Three sites treated along the Bowen River

Three sites, covering an area of 10.2ha have been treated. They are part of an extensive gully system adjacent to the Bowen River.

To control how the water flows, including slowing it down so the land soaks it up, treatment included reshaping and battering the active gullies, installing rock chutes and bunds and establishing vegetation.

The first automatic monitoring triggered by a rain event early in 2022 showed an 85 per cent increase in water staying in the landscape during the rain event. The results were: 52,800mg/L coming from the untreated site compared to only 794mg/L at the treated site.

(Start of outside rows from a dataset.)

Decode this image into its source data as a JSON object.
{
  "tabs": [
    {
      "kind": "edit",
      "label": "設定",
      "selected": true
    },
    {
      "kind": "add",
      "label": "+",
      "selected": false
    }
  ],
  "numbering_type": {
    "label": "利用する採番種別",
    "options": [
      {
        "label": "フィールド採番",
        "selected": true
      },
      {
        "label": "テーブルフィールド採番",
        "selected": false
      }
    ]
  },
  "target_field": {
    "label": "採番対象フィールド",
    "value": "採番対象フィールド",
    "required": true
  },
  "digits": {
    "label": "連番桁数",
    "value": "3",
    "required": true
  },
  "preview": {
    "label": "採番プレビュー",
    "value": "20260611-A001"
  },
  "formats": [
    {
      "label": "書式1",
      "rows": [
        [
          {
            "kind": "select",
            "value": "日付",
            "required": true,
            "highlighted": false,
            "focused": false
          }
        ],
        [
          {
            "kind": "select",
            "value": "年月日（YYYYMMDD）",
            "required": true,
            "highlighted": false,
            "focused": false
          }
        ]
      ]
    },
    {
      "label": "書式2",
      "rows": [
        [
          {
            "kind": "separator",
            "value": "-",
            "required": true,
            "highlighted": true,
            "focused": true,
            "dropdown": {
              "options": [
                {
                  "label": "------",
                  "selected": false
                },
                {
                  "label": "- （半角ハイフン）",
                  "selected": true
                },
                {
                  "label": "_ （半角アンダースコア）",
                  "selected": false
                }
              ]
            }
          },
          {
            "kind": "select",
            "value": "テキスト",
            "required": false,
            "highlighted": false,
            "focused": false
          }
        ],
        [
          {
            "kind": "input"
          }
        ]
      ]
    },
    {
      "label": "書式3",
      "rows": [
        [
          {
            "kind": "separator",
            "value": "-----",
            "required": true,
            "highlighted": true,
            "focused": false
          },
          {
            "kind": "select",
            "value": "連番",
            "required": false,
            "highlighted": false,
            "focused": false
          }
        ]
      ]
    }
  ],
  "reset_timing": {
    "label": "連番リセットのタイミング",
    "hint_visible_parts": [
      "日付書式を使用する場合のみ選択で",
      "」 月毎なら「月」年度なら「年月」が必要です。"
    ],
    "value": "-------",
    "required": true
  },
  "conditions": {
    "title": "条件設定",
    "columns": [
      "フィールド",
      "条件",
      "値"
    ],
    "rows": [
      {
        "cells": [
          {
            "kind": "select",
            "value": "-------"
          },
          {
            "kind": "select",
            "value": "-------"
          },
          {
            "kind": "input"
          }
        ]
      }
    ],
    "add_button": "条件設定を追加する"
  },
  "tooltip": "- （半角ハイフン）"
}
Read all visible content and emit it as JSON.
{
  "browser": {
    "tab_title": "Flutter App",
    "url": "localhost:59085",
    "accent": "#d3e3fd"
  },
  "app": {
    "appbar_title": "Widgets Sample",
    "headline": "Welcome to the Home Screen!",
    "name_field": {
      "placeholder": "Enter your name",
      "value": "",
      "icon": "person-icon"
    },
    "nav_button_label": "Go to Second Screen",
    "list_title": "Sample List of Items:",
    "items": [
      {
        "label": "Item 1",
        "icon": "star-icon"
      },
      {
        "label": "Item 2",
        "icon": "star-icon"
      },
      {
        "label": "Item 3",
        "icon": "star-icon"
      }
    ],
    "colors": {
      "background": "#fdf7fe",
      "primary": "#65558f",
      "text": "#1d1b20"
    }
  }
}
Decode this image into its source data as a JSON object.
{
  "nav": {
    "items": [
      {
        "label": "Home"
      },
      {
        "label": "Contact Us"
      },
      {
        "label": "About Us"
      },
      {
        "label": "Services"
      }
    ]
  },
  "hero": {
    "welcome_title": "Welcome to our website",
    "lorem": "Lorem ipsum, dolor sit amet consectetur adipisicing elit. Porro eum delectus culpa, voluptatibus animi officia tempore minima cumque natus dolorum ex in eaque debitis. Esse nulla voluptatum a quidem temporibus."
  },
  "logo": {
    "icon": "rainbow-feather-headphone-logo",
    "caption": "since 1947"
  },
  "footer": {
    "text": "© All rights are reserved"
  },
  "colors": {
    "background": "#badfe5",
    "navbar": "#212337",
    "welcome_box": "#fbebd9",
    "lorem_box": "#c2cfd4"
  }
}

This demonstrates the tremendous success of the treatment. 

Total suspended solids transported from the Glen Bowen control gully peaked at just below 70,000 mg/L while the treated gully yielded less than 200mg/L. 

Overall the median values from the two sites were 794mg/L at the treatment site to 52,800mg/L at the control. For context, water transporting 10mg/L or more is sufficient to affect seagrass growth rate.

The median sediment size transported from this area is 7um (superfine). Grains this size are quick to be transported and once suspended remain in the water column for long periods of time. 

Long term monitoring of remediated gullies provides us with important information on treatment effectiveness. The sites monitored can give us a broad understanding of what the best, most cost effective way to bring gullied land back into production.